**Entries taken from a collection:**

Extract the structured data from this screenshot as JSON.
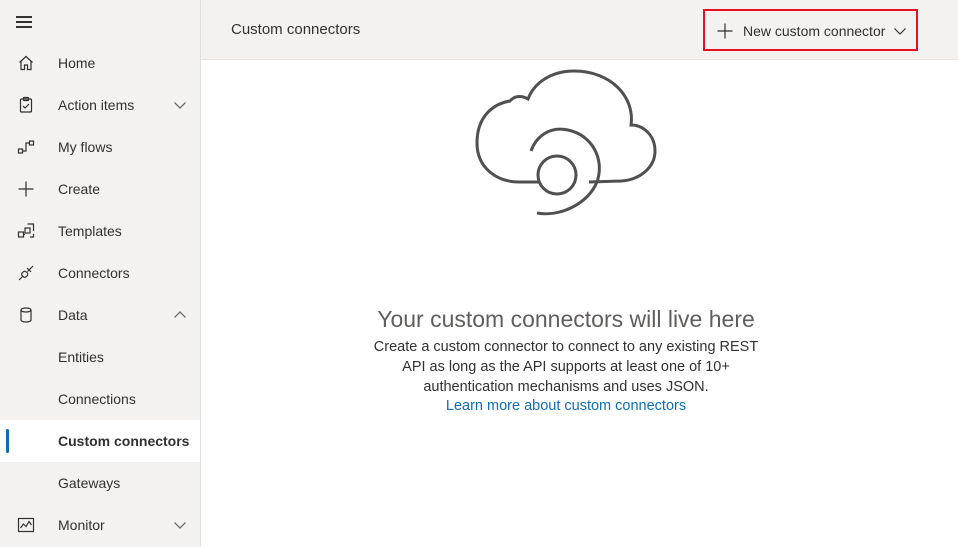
{
  "header": {
    "title": "Custom connectors",
    "new_button_label": "New custom connector"
  },
  "sidebar": {
    "items": [
      {
        "label": "Home",
        "icon": "home-icon"
      },
      {
        "label": "Action items",
        "icon": "clipboard-icon",
        "chevron": "down"
      },
      {
        "label": "My flows",
        "icon": "flow-icon"
      },
      {
        "label": "Create",
        "icon": "plus-icon"
      },
      {
        "label": "Templates",
        "icon": "templates-icon"
      },
      {
        "label": "Connectors",
        "icon": "connector-plug-icon"
      },
      {
        "label": "Data",
        "icon": "database-icon",
        "chevron": "up"
      },
      {
        "label": "Entities"
      },
      {
        "label": "Connections"
      },
      {
        "label": "Custom connectors",
        "active": true
      },
      {
        "label": "Gateways"
      },
      {
        "label": "Monitor",
        "icon": "monitor-chart-icon",
        "chevron": "down"
      }
    ]
  },
  "empty_state": {
    "icon": "cloud-connector-icon",
    "title": "Your custom connectors will live here",
    "description": "Create a custom connector to connect to any existing REST API as long as the API supports at least one of 10+ authentication mechanisms and uses JSON.",
    "link": "Learn more about custom connectors"
  },
  "colors": {
    "accent": "#0f6cbd",
    "highlight_border": "#e81123",
    "sidebar_bg": "#f3f2f1"
  }
}
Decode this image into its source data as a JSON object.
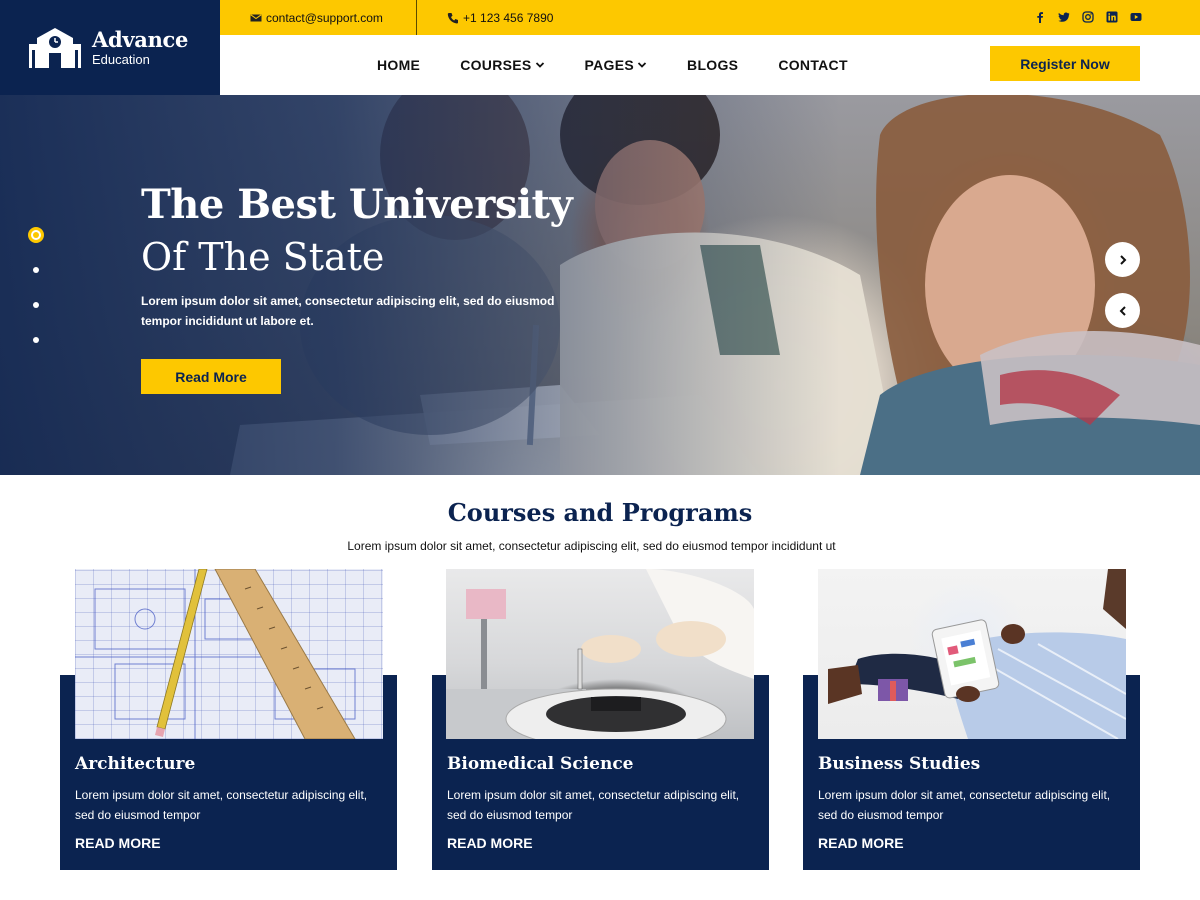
{
  "brand": {
    "title": "Advance",
    "subtitle": "Education"
  },
  "topbar": {
    "email": "contact@support.com",
    "phone": "+1 123 456 7890",
    "social_icons": [
      "facebook-icon",
      "twitter-icon",
      "instagram-icon",
      "linkedin-icon",
      "youtube-icon"
    ]
  },
  "nav": {
    "items": [
      {
        "label": "HOME",
        "has_dropdown": false
      },
      {
        "label": "COURSES",
        "has_dropdown": true
      },
      {
        "label": "PAGES",
        "has_dropdown": true
      },
      {
        "label": "BLOGS",
        "has_dropdown": false
      },
      {
        "label": "CONTACT",
        "has_dropdown": false
      }
    ],
    "register_label": "Register Now"
  },
  "hero": {
    "title": "The Best University",
    "subtitle": "Of The State",
    "text": "Lorem ipsum dolor sit amet, consectetur adipiscing elit, sed do eiusmod tempor incididunt ut labore et.",
    "button_label": "Read More",
    "slide_count": 4,
    "active_slide": 1
  },
  "courses": {
    "title": "Courses and Programs",
    "subtitle": "Lorem ipsum dolor sit amet, consectetur adipiscing elit, sed do eiusmod tempor incididunt ut",
    "cards": [
      {
        "title": "Architecture",
        "desc": "Lorem ipsum dolor sit amet, consectetur adipiscing elit, sed do eiusmod tempor",
        "link": "READ MORE"
      },
      {
        "title": "Biomedical Science",
        "desc": "Lorem ipsum dolor sit amet, consectetur adipiscing elit, sed do eiusmod tempor",
        "link": "READ MORE"
      },
      {
        "title": "Business Studies",
        "desc": "Lorem ipsum dolor sit amet, consectetur adipiscing elit, sed do eiusmod tempor",
        "link": "READ MORE"
      }
    ]
  },
  "colors": {
    "navy": "#0b2350",
    "yellow": "#fdc800",
    "white": "#ffffff"
  }
}
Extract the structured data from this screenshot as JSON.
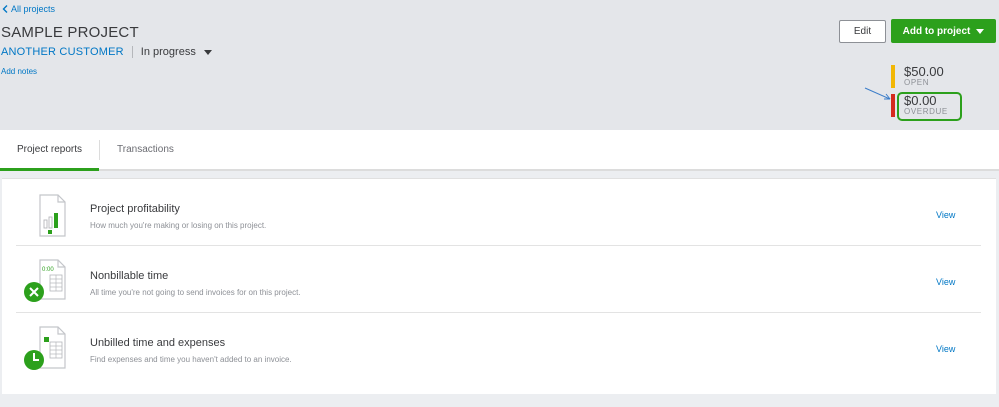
{
  "header": {
    "back_link": "All projects",
    "title": "SAMPLE PROJECT",
    "customer": "ANOTHER CUSTOMER",
    "status": "In progress",
    "add_notes": "Add notes",
    "edit_label": "Edit",
    "add_to_project_label": "Add to project"
  },
  "summary": {
    "open": {
      "amount": "$50.00",
      "label": "OPEN",
      "color": "#f2b705"
    },
    "overdue": {
      "amount": "$0.00",
      "label": "OVERDUE",
      "color": "#d52b1e"
    },
    "highlight_color": "#2ca01c"
  },
  "tabs": [
    {
      "label": "Project reports",
      "active": true
    },
    {
      "label": "Transactions",
      "active": false
    }
  ],
  "reports": [
    {
      "title": "Project profitability",
      "description": "How much you're making or losing on this project.",
      "action": "View",
      "icon": "profitability-chart-icon"
    },
    {
      "title": "Nonbillable time",
      "description": "All time you're not going to send invoices for on this project.",
      "action": "View",
      "icon": "nonbillable-time-icon"
    },
    {
      "title": "Unbilled time and expenses",
      "description": "Find expenses and time you haven't added to an invoice.",
      "action": "View",
      "icon": "unbilled-time-icon"
    }
  ],
  "nonbillable_icon_text": "0:00",
  "colors": {
    "accent": "#2ca01c",
    "link": "#0077c5"
  }
}
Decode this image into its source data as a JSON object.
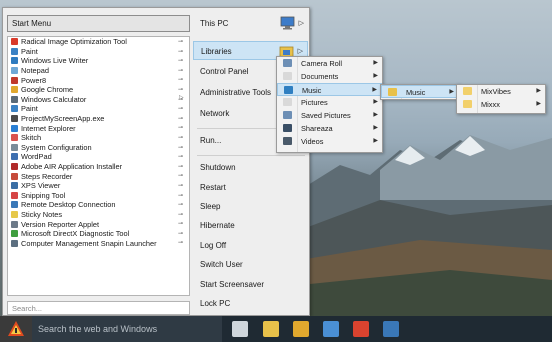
{
  "start_menu": {
    "title": "Start Menu",
    "search_placeholder": "Search...",
    "programs": [
      {
        "label": "Radical Image Optimization Tool",
        "icon": "rito-icon",
        "color": "#d93a2a"
      },
      {
        "label": "Paint",
        "icon": "paint-icon",
        "color": "#3b82c4"
      },
      {
        "label": "Windows Live Writer",
        "icon": "live-writer-icon",
        "color": "#2e7bbf"
      },
      {
        "label": "Notepad",
        "icon": "notepad-icon",
        "color": "#6fa8d6"
      },
      {
        "label": "Power8",
        "icon": "power8-icon",
        "color": "#c0392b"
      },
      {
        "label": "Google Chrome",
        "icon": "chrome-icon",
        "color": "#e0a82e"
      },
      {
        "label": "Windows Calculator",
        "icon": "calculator-icon",
        "color": "#5a6b78"
      },
      {
        "label": "Paint",
        "icon": "paint-icon",
        "color": "#3b82c4"
      },
      {
        "label": "ProjectMyScreenApp.exe",
        "icon": "project-screen-icon",
        "color": "#4a4a4a"
      },
      {
        "label": "Internet Explorer",
        "icon": "internet-explorer-icon",
        "color": "#2a7fd4"
      },
      {
        "label": "Skitch",
        "icon": "skitch-icon",
        "color": "#d9534f"
      },
      {
        "label": "System Configuration",
        "icon": "system-config-icon",
        "color": "#7a8c99"
      },
      {
        "label": "WordPad",
        "icon": "wordpad-icon",
        "color": "#3d6fb0"
      },
      {
        "label": "Adobe AIR Application Installer",
        "icon": "adobe-air-icon",
        "color": "#b02a2a"
      },
      {
        "label": "Steps Recorder",
        "icon": "steps-recorder-icon",
        "color": "#c64b3b"
      },
      {
        "label": "XPS Viewer",
        "icon": "xps-viewer-icon",
        "color": "#3a6ea5"
      },
      {
        "label": "Snipping Tool",
        "icon": "snipping-tool-icon",
        "color": "#d64545"
      },
      {
        "label": "Remote Desktop Connection",
        "icon": "remote-desktop-icon",
        "color": "#3a78b8"
      },
      {
        "label": "Sticky Notes",
        "icon": "sticky-notes-icon",
        "color": "#e6c84a"
      },
      {
        "label": "Version Reporter Applet",
        "icon": "version-reporter-icon",
        "color": "#6c7a89"
      },
      {
        "label": "Microsoft DirectX Diagnostic Tool",
        "icon": "directx-icon",
        "color": "#3f9e3f"
      },
      {
        "label": "Computer Management Snapin Launcher",
        "icon": "computer-management-icon",
        "color": "#5c6f80"
      }
    ],
    "right_items": [
      {
        "label": "This PC",
        "arrow": true
      },
      {
        "label": "Libraries",
        "arrow": true,
        "highlighted": true
      },
      {
        "label": "Control Panel",
        "arrow": false
      },
      {
        "label": "Administrative Tools",
        "arrow": true
      },
      {
        "label": "Network",
        "arrow": false
      },
      {
        "label": "Run...",
        "arrow": false
      },
      {
        "label": "Shutdown",
        "arrow": false
      },
      {
        "label": "Restart",
        "arrow": false
      },
      {
        "label": "Sleep",
        "arrow": false
      },
      {
        "label": "Hibernate",
        "arrow": false
      },
      {
        "label": "Log Off",
        "arrow": false
      },
      {
        "label": "Switch User",
        "arrow": false
      },
      {
        "label": "Start Screensaver",
        "arrow": false
      },
      {
        "label": "Lock PC",
        "arrow": false
      }
    ]
  },
  "libraries_menu": [
    {
      "label": "Camera Roll",
      "icon": "camera-roll-folder-icon",
      "color": "#6d8fb5"
    },
    {
      "label": "Documents",
      "icon": "documents-folder-icon",
      "color": "#d9d9d9"
    },
    {
      "label": "Music",
      "icon": "music-folder-icon",
      "color": "#2f7fc1",
      "highlighted": true
    },
    {
      "label": "Pictures",
      "icon": "pictures-folder-icon",
      "color": "#d9d9d9"
    },
    {
      "label": "Saved Pictures",
      "icon": "saved-pictures-folder-icon",
      "color": "#6d8fb5"
    },
    {
      "label": "Shareaza",
      "icon": "shareaza-folder-icon",
      "color": "#3a4f66"
    },
    {
      "label": "Videos",
      "icon": "videos-folder-icon",
      "color": "#4a5a6a"
    }
  ],
  "music_menu": [
    {
      "label": "Music",
      "icon": "music-folder-icon",
      "color": "#e8c14a",
      "highlighted": true
    }
  ],
  "music_sub_menu": [
    {
      "label": "MixVibes",
      "icon": "folder-icon",
      "color": "#f2d06b"
    },
    {
      "label": "Mixxx",
      "icon": "folder-icon",
      "color": "#f2d06b"
    }
  ],
  "taskbar": {
    "search_text": "Search the web and Windows",
    "icons": [
      {
        "name": "task-view-icon",
        "color": "#cfd6dc"
      },
      {
        "name": "file-explorer-icon",
        "color": "#e8c14a"
      },
      {
        "name": "chrome-icon",
        "color": "#e0a82e"
      },
      {
        "name": "app-icon",
        "color": "#4a8fd4"
      },
      {
        "name": "app-red-icon",
        "color": "#d9432f"
      },
      {
        "name": "computer-icon",
        "color": "#3a78b8"
      }
    ]
  }
}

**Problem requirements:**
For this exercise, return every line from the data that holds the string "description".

**Output below:**
    "description": "Create a custom connector to connect to any existing REST API as long as the API supports at least one of 10+ authentication mechanisms and uses JSON.",
      "description": "How much you're making or losing on this project.",
      "description": "All time you're not going to send invoices for on this project.",
      "description": "Find expenses and time you haven't added to an invoice.",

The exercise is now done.